§ YOUR INSTRUCTIONS: Find and copy each line of the records where the string "JSON" shows up.

───── PROVIDED RECORDS ─────

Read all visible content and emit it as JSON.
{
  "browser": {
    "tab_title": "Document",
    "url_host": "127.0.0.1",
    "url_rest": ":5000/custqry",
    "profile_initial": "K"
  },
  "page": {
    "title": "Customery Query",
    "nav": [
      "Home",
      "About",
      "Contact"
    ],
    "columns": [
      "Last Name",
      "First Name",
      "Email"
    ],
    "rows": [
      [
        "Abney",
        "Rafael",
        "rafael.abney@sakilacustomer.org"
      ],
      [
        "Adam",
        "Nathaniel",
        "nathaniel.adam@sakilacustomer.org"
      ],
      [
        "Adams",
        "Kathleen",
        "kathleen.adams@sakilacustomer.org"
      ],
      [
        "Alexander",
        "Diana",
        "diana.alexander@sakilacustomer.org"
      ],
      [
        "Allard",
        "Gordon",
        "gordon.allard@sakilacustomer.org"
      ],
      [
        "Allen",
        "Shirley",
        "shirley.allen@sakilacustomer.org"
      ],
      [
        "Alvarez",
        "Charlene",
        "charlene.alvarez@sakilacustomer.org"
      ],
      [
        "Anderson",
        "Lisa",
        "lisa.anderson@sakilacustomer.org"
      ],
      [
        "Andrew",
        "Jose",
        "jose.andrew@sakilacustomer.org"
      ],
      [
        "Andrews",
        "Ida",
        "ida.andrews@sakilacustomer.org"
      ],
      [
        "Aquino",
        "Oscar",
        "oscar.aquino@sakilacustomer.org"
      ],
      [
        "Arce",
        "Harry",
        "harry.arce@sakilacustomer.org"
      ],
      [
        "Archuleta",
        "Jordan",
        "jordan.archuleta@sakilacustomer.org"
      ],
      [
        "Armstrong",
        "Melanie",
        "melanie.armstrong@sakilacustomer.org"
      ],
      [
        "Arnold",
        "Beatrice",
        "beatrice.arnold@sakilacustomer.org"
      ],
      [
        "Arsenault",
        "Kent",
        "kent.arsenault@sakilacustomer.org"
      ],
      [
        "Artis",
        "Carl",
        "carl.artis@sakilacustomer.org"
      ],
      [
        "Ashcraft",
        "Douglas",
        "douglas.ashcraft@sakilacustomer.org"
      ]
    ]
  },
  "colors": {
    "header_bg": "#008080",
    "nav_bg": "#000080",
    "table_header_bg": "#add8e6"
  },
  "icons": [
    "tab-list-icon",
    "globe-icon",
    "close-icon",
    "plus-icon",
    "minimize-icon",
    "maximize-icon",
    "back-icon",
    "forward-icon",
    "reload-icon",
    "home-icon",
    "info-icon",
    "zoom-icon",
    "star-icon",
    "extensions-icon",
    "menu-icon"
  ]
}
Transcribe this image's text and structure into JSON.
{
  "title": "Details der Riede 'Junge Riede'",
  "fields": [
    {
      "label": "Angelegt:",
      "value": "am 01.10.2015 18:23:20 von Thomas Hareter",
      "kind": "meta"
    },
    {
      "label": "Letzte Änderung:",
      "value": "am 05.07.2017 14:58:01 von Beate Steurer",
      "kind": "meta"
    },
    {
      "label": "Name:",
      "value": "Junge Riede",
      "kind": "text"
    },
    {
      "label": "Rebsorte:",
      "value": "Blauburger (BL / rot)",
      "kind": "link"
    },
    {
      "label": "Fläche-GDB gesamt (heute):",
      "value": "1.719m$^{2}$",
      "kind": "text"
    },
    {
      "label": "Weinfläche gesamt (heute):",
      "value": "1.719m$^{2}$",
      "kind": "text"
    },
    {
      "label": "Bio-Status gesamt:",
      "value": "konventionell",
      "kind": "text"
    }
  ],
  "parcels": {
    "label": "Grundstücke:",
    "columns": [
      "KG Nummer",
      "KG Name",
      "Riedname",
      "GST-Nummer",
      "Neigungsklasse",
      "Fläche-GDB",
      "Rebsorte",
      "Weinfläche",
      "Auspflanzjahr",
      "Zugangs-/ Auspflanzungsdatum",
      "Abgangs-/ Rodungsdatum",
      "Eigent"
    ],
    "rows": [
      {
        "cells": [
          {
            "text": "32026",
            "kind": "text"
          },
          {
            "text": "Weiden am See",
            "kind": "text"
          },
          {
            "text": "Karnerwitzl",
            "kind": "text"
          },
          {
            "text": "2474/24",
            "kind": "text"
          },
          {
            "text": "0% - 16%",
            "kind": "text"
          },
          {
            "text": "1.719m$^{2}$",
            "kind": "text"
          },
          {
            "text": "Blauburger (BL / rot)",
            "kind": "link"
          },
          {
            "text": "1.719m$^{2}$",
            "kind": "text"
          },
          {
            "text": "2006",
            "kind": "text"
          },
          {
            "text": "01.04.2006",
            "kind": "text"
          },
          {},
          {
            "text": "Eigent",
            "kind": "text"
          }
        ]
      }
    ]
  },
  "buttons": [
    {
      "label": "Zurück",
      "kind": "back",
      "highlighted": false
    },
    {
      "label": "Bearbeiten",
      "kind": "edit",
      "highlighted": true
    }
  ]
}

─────
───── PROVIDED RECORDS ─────

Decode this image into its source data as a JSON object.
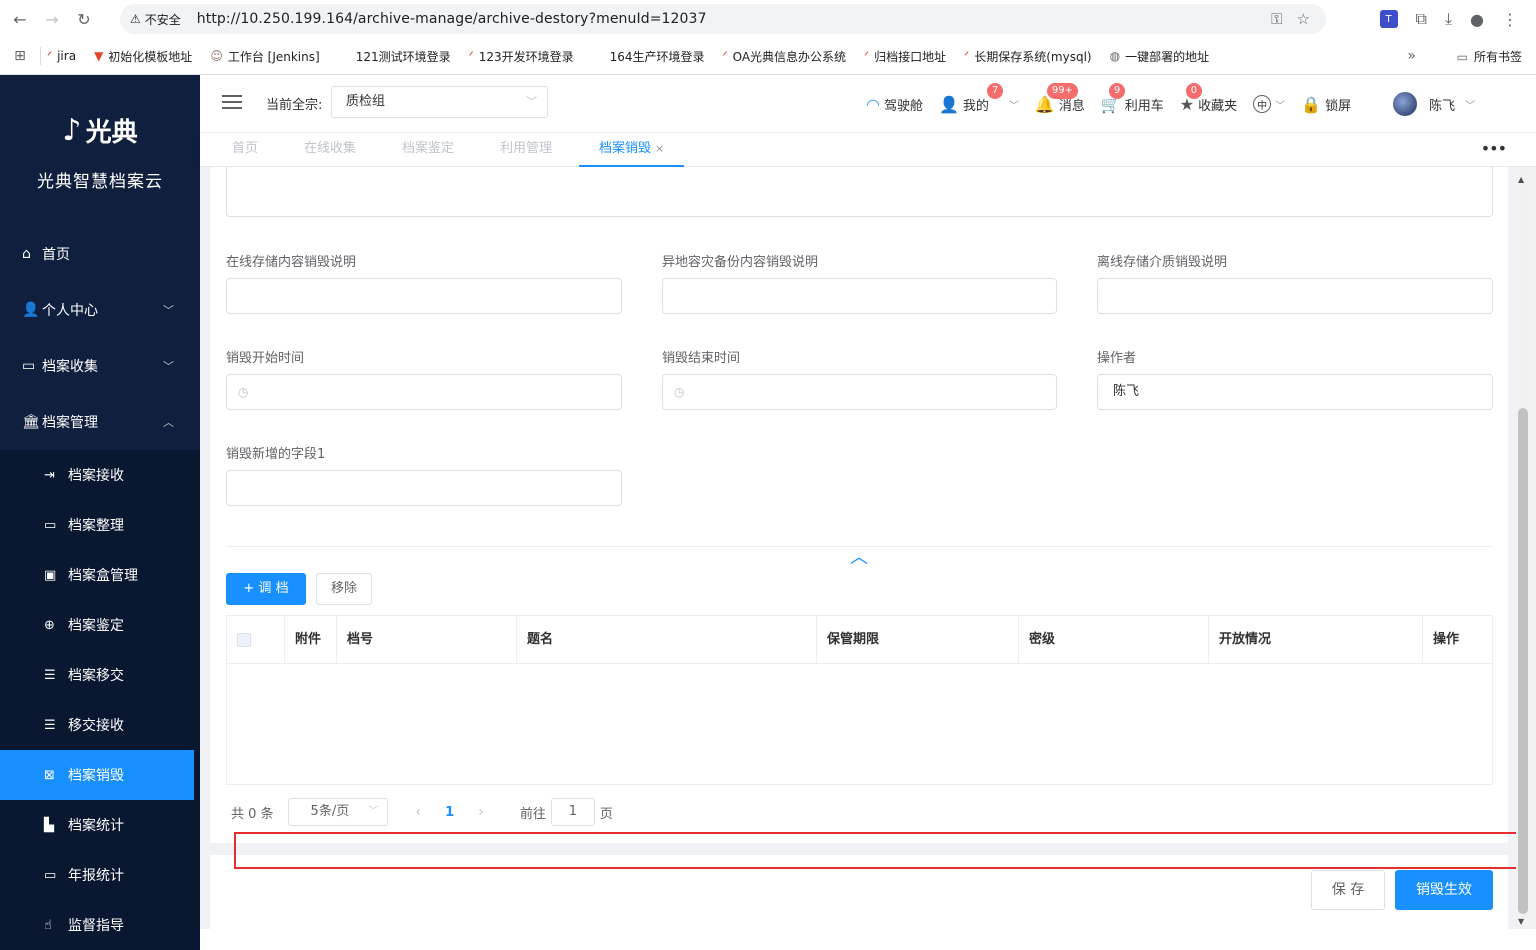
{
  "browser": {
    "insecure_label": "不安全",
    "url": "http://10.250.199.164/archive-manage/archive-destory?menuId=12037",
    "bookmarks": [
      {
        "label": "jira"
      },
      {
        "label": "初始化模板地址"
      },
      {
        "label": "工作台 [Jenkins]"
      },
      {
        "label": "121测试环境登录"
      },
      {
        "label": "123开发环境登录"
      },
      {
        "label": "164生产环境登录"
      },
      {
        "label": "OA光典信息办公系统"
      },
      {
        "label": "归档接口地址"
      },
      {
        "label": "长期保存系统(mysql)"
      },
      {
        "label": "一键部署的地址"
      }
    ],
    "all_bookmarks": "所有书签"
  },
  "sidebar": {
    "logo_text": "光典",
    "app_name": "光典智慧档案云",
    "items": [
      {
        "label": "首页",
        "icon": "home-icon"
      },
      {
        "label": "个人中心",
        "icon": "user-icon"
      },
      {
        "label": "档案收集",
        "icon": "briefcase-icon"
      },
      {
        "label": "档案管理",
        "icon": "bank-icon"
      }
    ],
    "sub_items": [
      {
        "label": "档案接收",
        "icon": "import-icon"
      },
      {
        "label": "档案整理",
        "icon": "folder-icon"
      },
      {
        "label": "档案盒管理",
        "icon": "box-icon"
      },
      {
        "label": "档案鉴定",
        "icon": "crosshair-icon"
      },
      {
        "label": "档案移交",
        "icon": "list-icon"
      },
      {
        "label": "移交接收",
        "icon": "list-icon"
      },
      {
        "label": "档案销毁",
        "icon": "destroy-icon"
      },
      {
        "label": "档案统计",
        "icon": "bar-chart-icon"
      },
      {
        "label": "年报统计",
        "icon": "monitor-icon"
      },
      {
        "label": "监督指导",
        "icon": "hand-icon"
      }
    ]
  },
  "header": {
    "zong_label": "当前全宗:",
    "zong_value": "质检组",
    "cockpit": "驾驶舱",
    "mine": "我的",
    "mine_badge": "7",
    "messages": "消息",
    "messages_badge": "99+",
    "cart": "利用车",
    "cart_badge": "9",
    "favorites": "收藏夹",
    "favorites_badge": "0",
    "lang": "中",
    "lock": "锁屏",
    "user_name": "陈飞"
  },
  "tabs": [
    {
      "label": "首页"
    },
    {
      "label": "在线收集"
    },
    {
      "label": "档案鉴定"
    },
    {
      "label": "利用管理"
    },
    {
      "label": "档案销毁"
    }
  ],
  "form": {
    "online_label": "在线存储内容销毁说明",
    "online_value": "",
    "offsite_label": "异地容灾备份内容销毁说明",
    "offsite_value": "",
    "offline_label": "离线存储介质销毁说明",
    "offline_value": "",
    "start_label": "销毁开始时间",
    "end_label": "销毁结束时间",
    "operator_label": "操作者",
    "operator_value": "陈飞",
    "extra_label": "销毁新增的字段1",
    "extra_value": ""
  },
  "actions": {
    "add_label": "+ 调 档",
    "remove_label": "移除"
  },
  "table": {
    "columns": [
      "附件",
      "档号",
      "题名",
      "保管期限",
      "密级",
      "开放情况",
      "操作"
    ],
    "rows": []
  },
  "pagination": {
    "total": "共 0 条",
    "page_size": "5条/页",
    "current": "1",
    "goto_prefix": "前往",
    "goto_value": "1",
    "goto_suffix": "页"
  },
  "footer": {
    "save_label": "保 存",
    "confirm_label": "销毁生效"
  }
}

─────

§ RESPONSE TO THIS EXERCISE:
Read all visible content and emit it as JSON.
Transcribe this image's text and structure into JSON.
Decode this image into its source data as a JSON object.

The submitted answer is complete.